(Records drawn from a dataset)
· · ·

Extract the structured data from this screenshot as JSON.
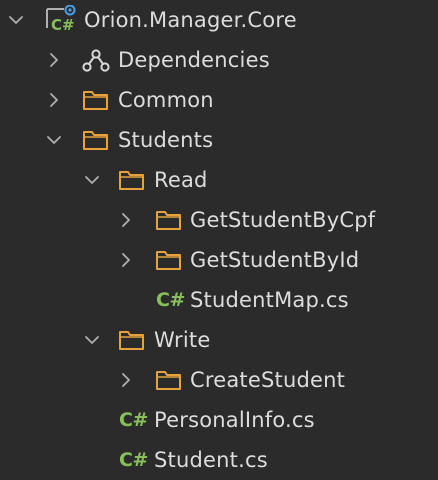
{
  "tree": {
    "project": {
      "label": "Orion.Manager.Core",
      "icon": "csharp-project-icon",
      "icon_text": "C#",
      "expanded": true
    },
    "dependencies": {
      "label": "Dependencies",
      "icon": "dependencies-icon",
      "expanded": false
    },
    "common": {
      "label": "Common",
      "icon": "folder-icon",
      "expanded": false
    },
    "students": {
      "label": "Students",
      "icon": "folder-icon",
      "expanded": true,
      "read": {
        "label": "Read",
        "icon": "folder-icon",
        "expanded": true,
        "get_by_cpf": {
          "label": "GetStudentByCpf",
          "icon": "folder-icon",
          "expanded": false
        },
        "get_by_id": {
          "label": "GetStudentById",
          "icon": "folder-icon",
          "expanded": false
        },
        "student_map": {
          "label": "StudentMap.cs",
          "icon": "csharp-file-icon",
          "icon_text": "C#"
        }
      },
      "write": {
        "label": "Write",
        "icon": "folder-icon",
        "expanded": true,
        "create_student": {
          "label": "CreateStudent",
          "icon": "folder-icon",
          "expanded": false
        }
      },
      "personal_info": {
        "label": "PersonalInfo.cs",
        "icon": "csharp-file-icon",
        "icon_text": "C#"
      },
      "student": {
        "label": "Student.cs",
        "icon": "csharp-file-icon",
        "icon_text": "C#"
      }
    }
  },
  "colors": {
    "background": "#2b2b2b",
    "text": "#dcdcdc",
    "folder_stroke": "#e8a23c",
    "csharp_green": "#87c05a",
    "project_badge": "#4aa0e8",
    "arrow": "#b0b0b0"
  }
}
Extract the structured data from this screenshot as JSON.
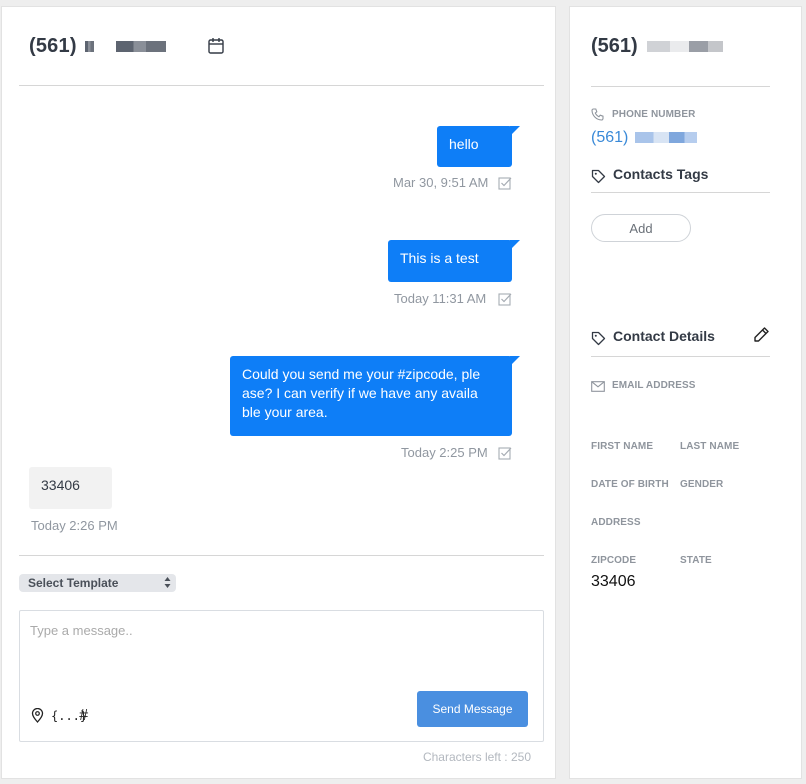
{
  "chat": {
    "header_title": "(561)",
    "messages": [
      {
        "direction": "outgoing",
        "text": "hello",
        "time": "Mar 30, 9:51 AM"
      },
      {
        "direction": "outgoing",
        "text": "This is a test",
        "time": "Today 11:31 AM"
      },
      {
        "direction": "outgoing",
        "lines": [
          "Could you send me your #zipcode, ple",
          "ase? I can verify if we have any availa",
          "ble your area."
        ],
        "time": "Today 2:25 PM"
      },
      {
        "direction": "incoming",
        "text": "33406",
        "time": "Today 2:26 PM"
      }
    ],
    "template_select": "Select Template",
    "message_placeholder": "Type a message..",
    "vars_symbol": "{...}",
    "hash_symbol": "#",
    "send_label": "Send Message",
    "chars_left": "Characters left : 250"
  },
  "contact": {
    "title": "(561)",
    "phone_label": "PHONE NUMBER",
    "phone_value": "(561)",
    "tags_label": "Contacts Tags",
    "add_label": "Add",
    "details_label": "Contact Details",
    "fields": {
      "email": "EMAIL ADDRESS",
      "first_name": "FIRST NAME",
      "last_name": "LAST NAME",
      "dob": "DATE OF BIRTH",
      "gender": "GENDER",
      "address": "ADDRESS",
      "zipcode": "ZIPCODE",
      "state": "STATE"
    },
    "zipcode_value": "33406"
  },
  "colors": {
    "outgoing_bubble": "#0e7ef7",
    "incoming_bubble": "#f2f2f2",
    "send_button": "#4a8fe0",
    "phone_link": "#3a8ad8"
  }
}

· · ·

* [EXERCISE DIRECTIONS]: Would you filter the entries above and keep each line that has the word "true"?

* [TASK ANSWER]:
      "expanded": true
      "expanded": true,
        "expanded": true,
        "expanded": true,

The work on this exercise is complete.